YOUR GOAL ▸ Locate every line in the records below that contains the word "selected", and copy each one.
[STORED DATA]
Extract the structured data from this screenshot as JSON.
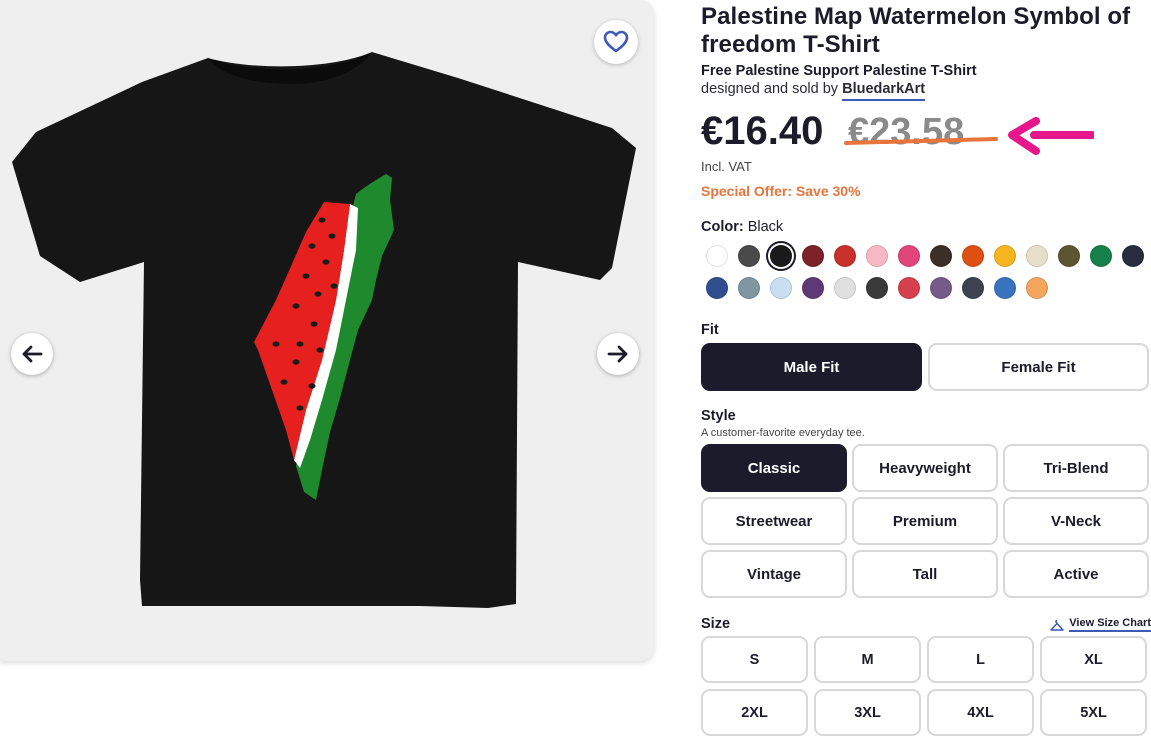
{
  "product": {
    "title": "Palestine Map Watermelon Symbol of freedom T-Shirt",
    "subtitle": "Free Palestine Support Palestine T-Shirt",
    "designed_by_prefix": "designed and sold by",
    "artist": "BluedarkArt"
  },
  "pricing": {
    "price": "€16.40",
    "original_price": "€23.58",
    "vat_note": "Incl. VAT",
    "offer": "Special Offer: Save 30%",
    "offer_color": "#e8743b"
  },
  "color": {
    "label": "Color:",
    "selected": "Black",
    "swatches_row1": [
      "#ffffff",
      "#4a4a4a",
      "#1a1a1a",
      "#7a2328",
      "#c8302a",
      "#f6b8c4",
      "#e2457a",
      "#3b2f28",
      "#dd4f12",
      "#f5b520",
      "#e8dfc8",
      "#5c5532",
      "#15804a",
      "#282c3e"
    ],
    "swatches_row2": [
      "#2f4f8f",
      "#7f97a0",
      "#c7dff0",
      "#5f3878",
      "#e0e0e0",
      "#3a3a3a",
      "#d4404e",
      "#755b8a",
      "#3d4150",
      "#3a72c0",
      "#f4a661"
    ]
  },
  "fit": {
    "label": "Fit",
    "options": [
      "Male Fit",
      "Female Fit"
    ],
    "selected": "Male Fit"
  },
  "style": {
    "label": "Style",
    "description": "A customer-favorite everyday tee.",
    "options": [
      "Classic",
      "Heavyweight",
      "Tri-Blend",
      "Streetwear",
      "Premium",
      "V-Neck",
      "Vintage",
      "Tall",
      "Active"
    ],
    "selected": "Classic"
  },
  "size": {
    "label": "Size",
    "chart_link": "View Size Chart",
    "options": [
      "S",
      "M",
      "L",
      "XL",
      "2XL",
      "3XL",
      "4XL",
      "5XL"
    ]
  },
  "icons": {
    "favorite": "heart-icon",
    "prev": "arrow-left-icon",
    "next": "arrow-right-icon",
    "size_chart": "hanger-icon",
    "annotation": "pink-arrow-annotation"
  },
  "colors": {
    "primary_dark": "#1c1b2b",
    "link_underline": "#3b5bb5",
    "annotation_pink": "#e6178a"
  }
}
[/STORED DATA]
SOLUTION FOR THIS PROBLEM ▸
    "selected": "Black",
    "selected": "Male Fit"
    "selected": "Classic"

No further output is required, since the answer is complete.